» Description of the task:
The entries that follow should come back exactly, with no pictures among them.

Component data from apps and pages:

────────────────────

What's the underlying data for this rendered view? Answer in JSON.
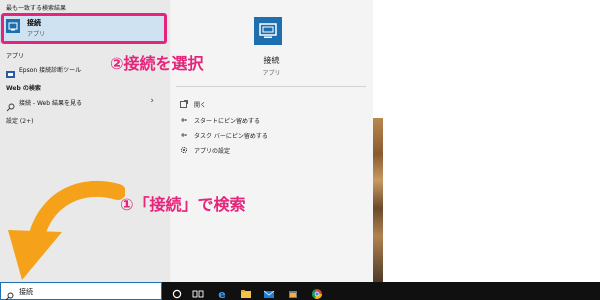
{
  "start_menu": {
    "best_match_heading": "最も一致する検索結果",
    "best_match": {
      "title": "接続",
      "subtitle": "アプリ"
    },
    "apps_heading": "アプリ",
    "apps": [
      {
        "label": "Epson 接続診断ツール"
      }
    ],
    "web_heading": "Web の検索",
    "web_result": "接続 - Web 結果を見る",
    "settings_heading": "設定 (2+)",
    "detail": {
      "title": "接続",
      "subtitle": "アプリ",
      "actions": [
        {
          "label": "開く",
          "icon": "open-icon"
        },
        {
          "label": "スタートにピン留めする",
          "icon": "pin-icon"
        },
        {
          "label": "タスク バーにピン留めする",
          "icon": "pin-icon"
        },
        {
          "label": "アプリの設定",
          "icon": "gear-icon"
        }
      ]
    }
  },
  "annotations": {
    "step2": "②接続を選択",
    "step1": "①「接続」で検索"
  },
  "taskbar": {
    "search_value": "接続",
    "icons": [
      "start-icon",
      "cortana-icon",
      "task-view-icon",
      "edge-icon",
      "explorer-icon",
      "mail-icon",
      "store-icon",
      "chrome-icon"
    ]
  },
  "colors": {
    "accent": "#1e6fb0",
    "annotation": "#e5247a",
    "arrow": "#f6a11a",
    "selection": "#cfe2f1"
  }
}
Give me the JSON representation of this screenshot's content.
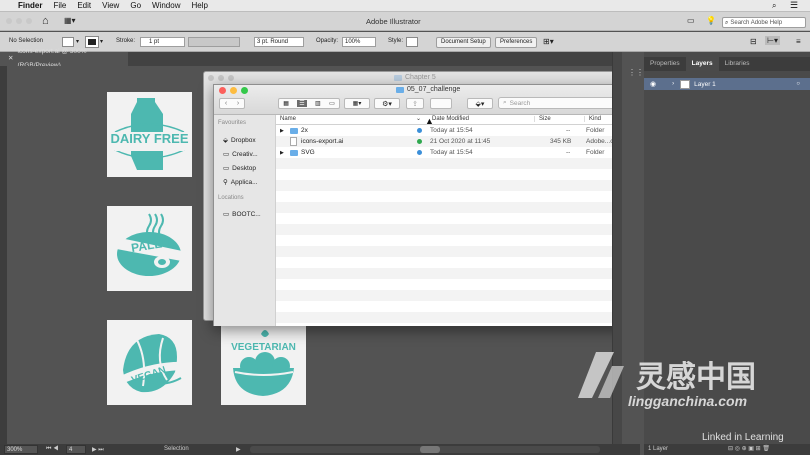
{
  "menubar": {
    "app": "Finder",
    "items": [
      "File",
      "Edit",
      "View",
      "Go",
      "Window",
      "Help"
    ]
  },
  "illustrator": {
    "title": "Adobe Illustrator",
    "search_placeholder": "Search Adobe Help",
    "control": {
      "selection": "No Selection",
      "stroke_label": "Stroke:",
      "stroke_value": "1 pt",
      "brush": "3 pt. Round",
      "opacity_label": "Opacity:",
      "opacity_value": "100%",
      "style_label": "Style:",
      "doc_setup": "Document Setup",
      "preferences": "Preferences"
    },
    "doc_tab": "icons-export.ai @ 300% (RGB/Preview)",
    "icons": [
      {
        "name": "dairy-free",
        "label": "DAIRY FREE"
      },
      {
        "name": "paleo",
        "label": "PALEO"
      },
      {
        "name": "vegan",
        "label": "VEGAN"
      },
      {
        "name": "vegetarian",
        "label": "VEGETARIAN"
      }
    ],
    "panel_tabs": [
      "Properties",
      "Layers",
      "Libraries"
    ],
    "layer_name": "Layer 1",
    "layers_count": "1 Layer",
    "status": {
      "zoom": "300%",
      "artboard": "4",
      "tool": "Selection"
    },
    "accent": "#4db8b0"
  },
  "finder": {
    "behind_title": "Chapter 5",
    "folder_title": "05_07_challenge",
    "search_placeholder": "Search",
    "sidebar": {
      "favourites_label": "Favourites",
      "favourites": [
        "Dropbox",
        "Creativ...",
        "Desktop",
        "Applica..."
      ],
      "locations_label": "Locations",
      "locations": [
        "BOOTC..."
      ]
    },
    "columns": {
      "name": "Name",
      "date": "Date Modified",
      "size": "Size",
      "kind": "Kind"
    },
    "rows": [
      {
        "name": "2x",
        "date": "Today at 15:54",
        "size": "--",
        "kind": "Folder"
      },
      {
        "name": "icons-export.ai",
        "date": "21 Oct 2020 at 11:45",
        "size": "345 KB",
        "kind": "Adobe...cument"
      },
      {
        "name": "SVG",
        "date": "Today at 15:54",
        "size": "--",
        "kind": "Folder"
      }
    ]
  },
  "watermark": {
    "brand_cn": "灵感中国",
    "brand_url": "lingganchina.com",
    "linkedin": "Linked in Learning"
  }
}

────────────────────

» Output for this exercise:
What's the underlying data for this rendered view? Answer in JSON.
{
  "start_menu": {
    "best_match_heading": "最も一致する検索結果",
    "best_match": {
      "title": "接続",
      "subtitle": "アプリ"
    },
    "apps_heading": "アプリ",
    "apps": [
      {
        "label": "Epson 接続診断ツール"
      }
    ],
    "web_heading": "Web の検索",
    "web_result": "接続 - Web 結果を見る",
    "settings_heading": "設定 (2+)",
    "detail": {
      "title": "接続",
      "subtitle": "アプリ",
      "actions": [
        {
          "label": "開く",
          "icon": "open-icon"
        },
        {
          "label": "スタートにピン留めする",
          "icon": "pin-icon"
        },
        {
          "label": "タスク バーにピン留めする",
          "icon": "pin-icon"
        },
        {
          "label": "アプリの設定",
          "icon": "gear-icon"
        }
      ]
    }
  },
  "annotations": {
    "step2": "②接続を選択",
    "step1": "①「接続」で検索"
  },
  "taskbar": {
    "search_value": "接続",
    "icons": [
      "start-icon",
      "cortana-icon",
      "task-view-icon",
      "edge-icon",
      "explorer-icon",
      "mail-icon",
      "store-icon",
      "chrome-icon"
    ]
  },
  "colors": {
    "accent": "#1e6fb0",
    "annotation": "#e5247a",
    "arrow": "#f6a11a",
    "selection": "#cfe2f1"
  }
}
Give me the JSON representation of this screenshot's content.
{
  "menubar": {
    "app": "Finder",
    "items": [
      "File",
      "Edit",
      "View",
      "Go",
      "Window",
      "Help"
    ]
  },
  "illustrator": {
    "title": "Adobe Illustrator",
    "search_placeholder": "Search Adobe Help",
    "control": {
      "selection": "No Selection",
      "stroke_label": "Stroke:",
      "stroke_value": "1 pt",
      "brush": "3 pt. Round",
      "opacity_label": "Opacity:",
      "opacity_value": "100%",
      "style_label": "Style:",
      "doc_setup": "Document Setup",
      "preferences": "Preferences"
    },
    "doc_tab": "icons-export.ai @ 300% (RGB/Preview)",
    "icons": [
      {
        "name": "dairy-free",
        "label": "DAIRY FREE"
      },
      {
        "name": "paleo",
        "label": "PALEO"
      },
      {
        "name": "vegan",
        "label": "VEGAN"
      },
      {
        "name": "vegetarian",
        "label": "VEGETARIAN"
      }
    ],
    "panel_tabs": [
      "Properties",
      "Layers",
      "Libraries"
    ],
    "layer_name": "Layer 1",
    "layers_count": "1 Layer",
    "status": {
      "zoom": "300%",
      "artboard": "4",
      "tool": "Selection"
    },
    "accent": "#4db8b0"
  },
  "finder": {
    "behind_title": "Chapter 5",
    "folder_title": "05_07_challenge",
    "search_placeholder": "Search",
    "sidebar": {
      "favourites_label": "Favourites",
      "favourites": [
        "Dropbox",
        "Creativ...",
        "Desktop",
        "Applica..."
      ],
      "locations_label": "Locations",
      "locations": [
        "BOOTC..."
      ]
    },
    "columns": {
      "name": "Name",
      "date": "Date Modified",
      "size": "Size",
      "kind": "Kind"
    },
    "rows": [
      {
        "name": "2x",
        "date": "Today at 15:54",
        "size": "--",
        "kind": "Folder"
      },
      {
        "name": "icons-export.ai",
        "date": "21 Oct 2020 at 11:45",
        "size": "345 KB",
        "kind": "Adobe...cument"
      },
      {
        "name": "SVG",
        "date": "Today at 15:54",
        "size": "--",
        "kind": "Folder"
      }
    ]
  },
  "watermark": {
    "brand_cn": "灵感中国",
    "brand_url": "lingganchina.com",
    "linkedin": "Linked in Learning"
  }
}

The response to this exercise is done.